Though her remarks were conciliatory, in part to to ease the concerns of an American tech industry under increased European regulatory scrutiny, Jourová emphasized that disagreements over national security and data privacy stand as key points of contention between the two sides.
Before Jourová began her talk, a moment of silence was held to honor the victims of the Friday attacks in Paris. And even as the events have prompted calls for increased surveillance power in Europe and the U.S., Jourová stressed the need for thoughtful government action.
“This is an attack on our values and basic principles,” Jourová said. "And what we value is our freedom. And what is part of our freedom is the protection of privacy.”
Negotiations between Jourová and her American counterpart, Department of Commerce Secretary Penny Pritzker, began anew in early October, aiming to restore a transatlantic trade agreement that allowed American tech companies to transfer the data of European customers to the U.S. — as long as the companies provided adequate privacy protections. That agreement, known as Safe Harbor, was invalidated by the EU’s highest court, however.
The court found that American national security interests had intruded upon the privacy rights of European citizens. At the heart of the court’s opinion were American surveillance programs that rely on consumer data provided by giant internet companies.
“Surveillance is the main issue and is the reason we did not conclude the negotiations ... before summer,” Jourová said. The justice commissioner explained that the political commitment to making a deal is there, but more work is needed to define when American law enforcement agencies can gain privileged access to the data of Europeans. As negotiations proceed this winter, clarification on basic but fundamental terms like “national security” and “public interest” will need to be made, she said.
“Surveillance issues have been at the center of safe harbor negotiations,” said Cameron Kerry, a fellow at Brookings’ Center for Technology Innovation. Kerry pointed to a controversial law passed by the French Parliament in May, expanding the government's surveillance powers, to show that debates over privacy rights and state power remain unresolved on both sides of the Atlantic.

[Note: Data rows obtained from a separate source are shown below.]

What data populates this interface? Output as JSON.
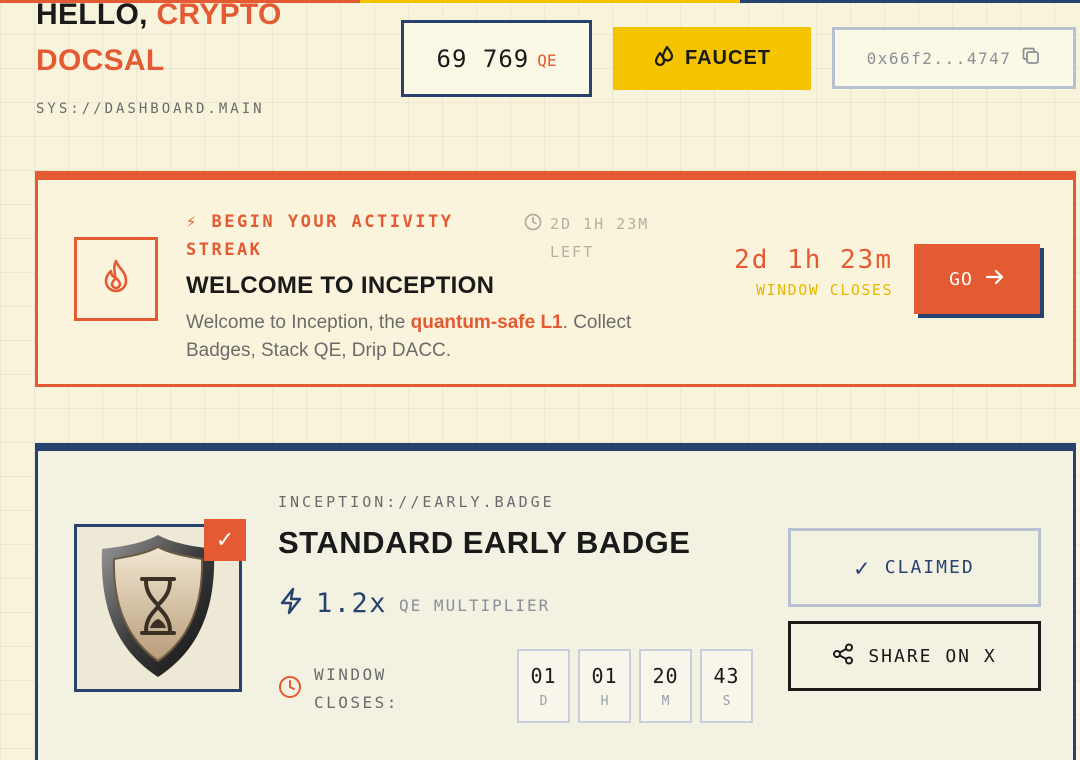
{
  "header": {
    "greeting_prefix": "HELLO, ",
    "greeting_name": "CRYPTO DOCSAL",
    "sys_path": "SYS://DASHBOARD.MAIN",
    "balance_value": "69 769",
    "balance_unit": "QE",
    "faucet_label": "FAUCET",
    "wallet_address": "0x66f2...4747"
  },
  "streak": {
    "kicker": "⚡ BEGIN YOUR ACTIVITY STREAK",
    "time_left": "2D 1H 23M LEFT",
    "title": "WELCOME TO INCEPTION",
    "desc_prefix": "Welcome to Inception, the ",
    "desc_highlight": "quantum-safe L1",
    "desc_suffix": ". Collect Badges, Stack QE, Drip DACC.",
    "countdown": "2d 1h 23m",
    "countdown_label": "WINDOW CLOSES",
    "go_label": "GO",
    "accent_color": "#e45a32"
  },
  "badge": {
    "path": "INCEPTION://EARLY.BADGE",
    "title": "STANDARD EARLY BADGE",
    "multiplier_value": "1.2x",
    "multiplier_label": "QE MULTIPLIER",
    "window_label": "WINDOW CLOSES:",
    "countdown": [
      {
        "value": "01",
        "unit": "D"
      },
      {
        "value": "01",
        "unit": "H"
      },
      {
        "value": "20",
        "unit": "M"
      },
      {
        "value": "43",
        "unit": "S"
      }
    ],
    "claimed_label": "CLAIMED",
    "share_label": "SHARE ON X",
    "accent_color": "#27426e"
  },
  "icons": {
    "faucet": "droplets-icon",
    "wallet_copy": "copy-icon",
    "streak": "flame-icon",
    "clock": "clock-icon",
    "go": "arrow-right-icon",
    "multiplier": "lightning-icon",
    "badge": "shield-hourglass-icon",
    "share": "share-icon",
    "claimed": "check-icon"
  }
}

As Jourová took questions from the audience, which turned the discussion again to Paris, she insisted that the EU’s commitment to protecting the privacy of its citizens would not change in light of the tragedy, just as it did not after the terrorist attacks on the French newspaper Charlie Hebdo. “In those days we decided not to react with panic,” she said, “not to bring any hysterical changes and reactions dictated by fear, and to be steady on the principles which are so dear to us.”